Establish a Support System: Surrounding oneself with supportive friends and family members can foster a sense of belonging and provide emotional support during challenging times.
Avoid Substance Abuse: It is important to avoid turning to substances as a means of coping with anxiety, as they can ultimately worsen symptoms and lead to dependency issues.
By understanding the causes of anxiety and implementing effective coping strategies, individuals can work towards managing and reducing their anxiety symptoms. Remember, seeking professional help is always advisable when dealing with anxiety to receive appropriate diagnosis and treatment.
1. What role do genetic factors play in the development of anxiety?
Genetic factors play a significant role in anxiety disorders. Individuals with a family history of anxiety are more likely to develop the condition themselves. Certain genes may affect the way their brains respond to stress and fear, predisposing them to anxiety.
2. How do environmental factors contribute to anxiety?
Environmental factors, such as experiencing a traumatic event or going through stressful life events, can increase the risk of developing anxiety disorders. Physical or emotional abuse, divorce, financial difficulties, and loss of a loved one are examples of environmental factors that can trigger anxiety symptoms.
3. How does brain chemistry imbalance contribute to anxiety?
An imbalance in neurotransmitters, such as serotonin, norepinephrine, and GABA, can contribute to the development of anxiety disorders. Low levels of serotonin, for example, have been associated with increased anxiety symptoms. Medications like SSRIs can help balance neurotransmitter levels and manage anxiety.
4. Can medical conditions cause or worsen anxiety?
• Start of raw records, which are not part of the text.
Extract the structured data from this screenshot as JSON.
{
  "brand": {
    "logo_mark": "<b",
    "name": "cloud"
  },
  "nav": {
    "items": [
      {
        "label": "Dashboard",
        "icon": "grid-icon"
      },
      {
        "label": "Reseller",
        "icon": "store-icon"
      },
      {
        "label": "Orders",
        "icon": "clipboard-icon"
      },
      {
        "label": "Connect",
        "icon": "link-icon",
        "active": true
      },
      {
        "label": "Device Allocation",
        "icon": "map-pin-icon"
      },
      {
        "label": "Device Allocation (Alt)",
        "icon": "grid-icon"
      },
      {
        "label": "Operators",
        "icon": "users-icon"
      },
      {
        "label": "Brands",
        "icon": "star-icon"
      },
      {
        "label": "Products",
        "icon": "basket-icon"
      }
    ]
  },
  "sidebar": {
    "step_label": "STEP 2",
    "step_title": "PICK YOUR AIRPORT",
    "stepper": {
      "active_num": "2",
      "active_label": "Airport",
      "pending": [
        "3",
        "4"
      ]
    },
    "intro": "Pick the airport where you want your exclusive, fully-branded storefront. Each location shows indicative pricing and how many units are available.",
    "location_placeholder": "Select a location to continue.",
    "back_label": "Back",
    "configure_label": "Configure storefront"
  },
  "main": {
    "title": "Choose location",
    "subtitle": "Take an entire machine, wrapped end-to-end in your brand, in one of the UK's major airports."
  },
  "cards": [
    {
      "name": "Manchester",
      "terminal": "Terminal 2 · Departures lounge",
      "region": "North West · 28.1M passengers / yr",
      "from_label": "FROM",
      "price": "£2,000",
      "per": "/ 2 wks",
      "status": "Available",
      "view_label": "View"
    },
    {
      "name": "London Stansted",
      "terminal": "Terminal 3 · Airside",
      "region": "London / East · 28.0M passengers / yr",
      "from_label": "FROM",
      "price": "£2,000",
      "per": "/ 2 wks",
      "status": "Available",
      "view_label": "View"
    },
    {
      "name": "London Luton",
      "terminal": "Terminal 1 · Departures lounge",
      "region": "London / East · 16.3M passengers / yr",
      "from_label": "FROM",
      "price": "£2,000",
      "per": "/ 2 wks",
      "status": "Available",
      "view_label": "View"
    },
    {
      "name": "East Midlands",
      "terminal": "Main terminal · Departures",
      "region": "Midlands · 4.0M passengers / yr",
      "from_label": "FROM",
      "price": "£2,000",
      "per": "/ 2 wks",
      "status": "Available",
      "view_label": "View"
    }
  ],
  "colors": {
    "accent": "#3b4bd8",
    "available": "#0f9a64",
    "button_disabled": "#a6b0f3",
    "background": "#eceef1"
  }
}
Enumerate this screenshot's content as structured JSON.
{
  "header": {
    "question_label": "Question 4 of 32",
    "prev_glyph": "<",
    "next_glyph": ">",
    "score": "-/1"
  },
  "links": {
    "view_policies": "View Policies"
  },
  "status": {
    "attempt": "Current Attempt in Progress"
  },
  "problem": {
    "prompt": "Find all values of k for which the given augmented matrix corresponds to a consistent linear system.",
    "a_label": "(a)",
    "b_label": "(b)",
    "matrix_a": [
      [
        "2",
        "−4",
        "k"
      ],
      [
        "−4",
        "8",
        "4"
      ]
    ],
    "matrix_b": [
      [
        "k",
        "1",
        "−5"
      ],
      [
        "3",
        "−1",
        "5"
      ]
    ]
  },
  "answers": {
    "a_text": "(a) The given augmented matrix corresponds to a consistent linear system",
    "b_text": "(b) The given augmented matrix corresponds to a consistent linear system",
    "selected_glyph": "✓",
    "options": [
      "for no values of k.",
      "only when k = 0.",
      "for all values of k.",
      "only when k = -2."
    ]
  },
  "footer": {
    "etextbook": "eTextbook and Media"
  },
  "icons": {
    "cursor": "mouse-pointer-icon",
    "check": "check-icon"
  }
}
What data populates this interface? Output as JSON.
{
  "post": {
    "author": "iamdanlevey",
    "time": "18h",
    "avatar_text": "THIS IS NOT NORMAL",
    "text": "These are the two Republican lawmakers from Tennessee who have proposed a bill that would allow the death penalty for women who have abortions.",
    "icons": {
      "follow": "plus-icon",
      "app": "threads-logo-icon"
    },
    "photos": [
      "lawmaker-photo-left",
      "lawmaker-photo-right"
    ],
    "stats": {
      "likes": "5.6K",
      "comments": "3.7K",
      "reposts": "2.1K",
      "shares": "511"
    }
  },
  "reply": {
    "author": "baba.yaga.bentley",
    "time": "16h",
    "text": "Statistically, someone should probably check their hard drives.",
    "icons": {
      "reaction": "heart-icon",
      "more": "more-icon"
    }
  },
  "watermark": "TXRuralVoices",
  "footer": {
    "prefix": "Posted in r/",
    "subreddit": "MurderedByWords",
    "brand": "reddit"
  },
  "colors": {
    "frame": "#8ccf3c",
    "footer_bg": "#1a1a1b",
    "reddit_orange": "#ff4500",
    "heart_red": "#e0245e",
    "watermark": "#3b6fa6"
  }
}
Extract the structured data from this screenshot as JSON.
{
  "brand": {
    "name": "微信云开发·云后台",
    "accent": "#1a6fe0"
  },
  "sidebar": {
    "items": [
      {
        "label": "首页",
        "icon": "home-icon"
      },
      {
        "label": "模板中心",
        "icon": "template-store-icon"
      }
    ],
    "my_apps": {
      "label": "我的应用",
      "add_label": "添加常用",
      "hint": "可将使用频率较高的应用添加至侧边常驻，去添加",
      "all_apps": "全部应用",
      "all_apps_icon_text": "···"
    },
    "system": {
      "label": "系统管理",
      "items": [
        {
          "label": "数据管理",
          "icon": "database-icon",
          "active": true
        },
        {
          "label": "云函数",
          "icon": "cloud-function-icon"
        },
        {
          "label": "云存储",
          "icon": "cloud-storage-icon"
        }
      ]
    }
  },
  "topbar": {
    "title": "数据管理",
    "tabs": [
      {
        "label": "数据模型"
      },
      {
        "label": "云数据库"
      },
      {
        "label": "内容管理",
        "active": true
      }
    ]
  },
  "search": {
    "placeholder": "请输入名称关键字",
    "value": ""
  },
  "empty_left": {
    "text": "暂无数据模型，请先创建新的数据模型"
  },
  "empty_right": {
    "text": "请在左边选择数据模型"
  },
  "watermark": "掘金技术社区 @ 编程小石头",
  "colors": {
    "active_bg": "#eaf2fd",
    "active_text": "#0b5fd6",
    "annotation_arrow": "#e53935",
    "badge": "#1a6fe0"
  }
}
Yes, certain medical conditions can cause or exacerbate anxiety symptoms. Chronic illnesses like heart disease, diabetes, and respiratory disorders can heighten anxiety due to the challenges and uncertainties associated with these conditions. Hormonal imbalances, such as those during menopause, can also contribute to anxiety.